"I think the biggest thing is that left tackle is such a valuable position on the field as there is anymore, except for maybe the quarterback position obviously," Rang said. "And I think Seattle is a little more secure at quarterback. The biggest reason I feel they're focusing on tackle in this case is because a lot of them are worthy of top 10 consideration, and it's such a rarity to get another Pro Bowl caliber pick. It's just the wisest, safest move. …a Tim Ruskell-type of move."
Rang said he liked Smith because he is a high-character guy, and possesses a nice combination of size (6-5, 300), speed and athleticism. Smith is a former tight end converted to tackle.
Rang said Michael Oher is in the mix as well, but there are some concerns about Oher's toughness and his ability to be a left tackle in the league.
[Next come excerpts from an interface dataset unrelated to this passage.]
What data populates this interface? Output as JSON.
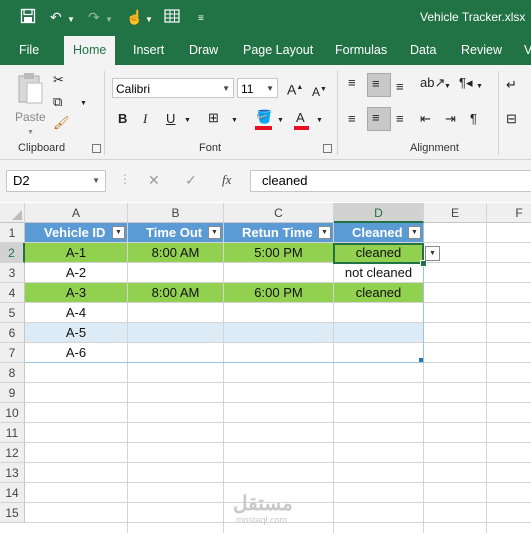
{
  "window": {
    "title": "Vehicle Tracker.xlsx"
  },
  "ribbon": {
    "tabs": [
      "File",
      "Home",
      "Insert",
      "Draw",
      "Page Layout",
      "Formulas",
      "Data",
      "Review",
      "V"
    ],
    "active_tab": "Home",
    "clipboard": {
      "paste_label": "Paste",
      "group_label": "Clipboard"
    },
    "font": {
      "name": "Calibri",
      "size": "11",
      "group_label": "Font"
    },
    "alignment": {
      "group_label": "Alignment"
    }
  },
  "formula_bar": {
    "name_box": "D2",
    "value": "cleaned",
    "fx": "fx"
  },
  "sheet": {
    "columns": [
      "A",
      "B",
      "C",
      "D",
      "E",
      "F"
    ],
    "rows": [
      "1",
      "2",
      "3",
      "4",
      "5",
      "6",
      "7",
      "8",
      "9",
      "10",
      "11",
      "12",
      "13",
      "14",
      "15"
    ],
    "headers": [
      "Vehicle ID",
      "Time Out",
      "Retun Time",
      "Cleaned"
    ],
    "data": [
      [
        "A-1",
        "8:00 AM",
        "5:00 PM",
        "cleaned"
      ],
      [
        "A-2",
        "",
        "",
        "not cleaned"
      ],
      [
        "A-3",
        "8:00 AM",
        "6:00 PM",
        "cleaned"
      ],
      [
        "A-4",
        "",
        "",
        ""
      ],
      [
        "A-5",
        "",
        "",
        ""
      ],
      [
        "A-6",
        "",
        "",
        ""
      ]
    ]
  },
  "colors": {
    "green": "#92d050",
    "header": "#5b9bd5",
    "accent": "#217346"
  },
  "watermark": {
    "text": "مستقل",
    "sub": "mostaql.com"
  }
}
Rang also said that Smith, who played a lot out of a two-point stance this season in Baylor's spread option offense, has to prove that he can run block at the Senior Bowl next week.
Rang said Seattle still could take someone like cornerback Malcom Jenkins, who would give the Seahawks a bigger corner to complement Marcus Trufant, allowing Josh Wilson and Jelly Kenning to lineup on usually smaller corners in the slot in obvious passing situations.
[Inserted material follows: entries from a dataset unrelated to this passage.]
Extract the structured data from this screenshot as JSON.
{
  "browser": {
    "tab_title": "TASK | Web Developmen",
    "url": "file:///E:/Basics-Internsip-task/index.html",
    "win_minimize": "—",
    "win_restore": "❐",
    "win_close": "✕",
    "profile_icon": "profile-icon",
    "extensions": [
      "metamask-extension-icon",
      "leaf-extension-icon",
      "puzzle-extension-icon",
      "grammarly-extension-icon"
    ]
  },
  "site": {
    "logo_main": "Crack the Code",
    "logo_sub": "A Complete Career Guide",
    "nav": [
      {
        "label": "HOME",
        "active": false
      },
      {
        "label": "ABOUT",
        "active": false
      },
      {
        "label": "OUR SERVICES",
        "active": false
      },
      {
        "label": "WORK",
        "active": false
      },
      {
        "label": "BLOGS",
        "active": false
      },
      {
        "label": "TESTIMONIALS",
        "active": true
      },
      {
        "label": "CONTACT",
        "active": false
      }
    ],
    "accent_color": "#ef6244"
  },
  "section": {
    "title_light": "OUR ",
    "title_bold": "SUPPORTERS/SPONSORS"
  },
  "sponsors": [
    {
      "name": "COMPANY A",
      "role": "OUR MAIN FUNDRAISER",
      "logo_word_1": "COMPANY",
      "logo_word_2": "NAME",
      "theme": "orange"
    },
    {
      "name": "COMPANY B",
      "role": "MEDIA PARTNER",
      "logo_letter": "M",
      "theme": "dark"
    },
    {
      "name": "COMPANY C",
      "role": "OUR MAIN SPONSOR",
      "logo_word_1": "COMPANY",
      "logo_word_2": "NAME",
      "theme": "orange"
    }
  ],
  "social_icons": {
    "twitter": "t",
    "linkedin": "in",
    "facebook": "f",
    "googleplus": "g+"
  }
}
However, Rang said there's still some question about Jenkins speed, and it will be important for him to in the 4.4s in the 40-yard dash at the combine in February.
Rang said he sees Jenkins going in the No. 6 or 7 range right now.
Rang also said that Seattle drafting Michael Crabtree still is also a possibility.
"Absolutely," said Rang, when asked about the Talented Texas Tech receiver. "Particularly if you're watching right now at what Arizona is doing. If you have a receiver that dominates he can carry you. So you can certainly understand why some fans are asking for Crabtree."
Rang said he expects Crabtree to run a high 4.4 at the combine, and that he does not have explosive speed in a straight line. Rang believes that Crabtree is going to be an excellent player in the league, but it's hard for rookie receivers to have a major impact in their first season.
Seattle also could take a running back like Knowshon Moreno or Beanie Wells, Rang said, because of the team's need for a playmaker offensively.
Rang said Seattle most likely would like to trade down a couple spots and pick up a draft pick. In that scenario they would still get a good player in the top 10 and pay a little less for them, and also pick up another player in the draft.
In order for the Seahawks to have a chance to do that, Rang said they need the top prospects in the draft like Sanchez, Crabtree Jenkins and others to perform well in the combine in order to generate interest for another team to move up a few spots to get in a position to take one of those players.
Rang said predicting who Seattle will pick at No. 4 this season actually has been harder than picking who Seattle would take last season because Seattle has so many needs. Rang accurately predicted the Seahawks would draft Lawrence Jackson in the first round of the 2008 draft.
I was on KJR talking Seahawks with Elise Woodward this week, and you can listen to that conversation in this audio link.
And Rob Staton keeps you updated on Seahawks draft happenings here.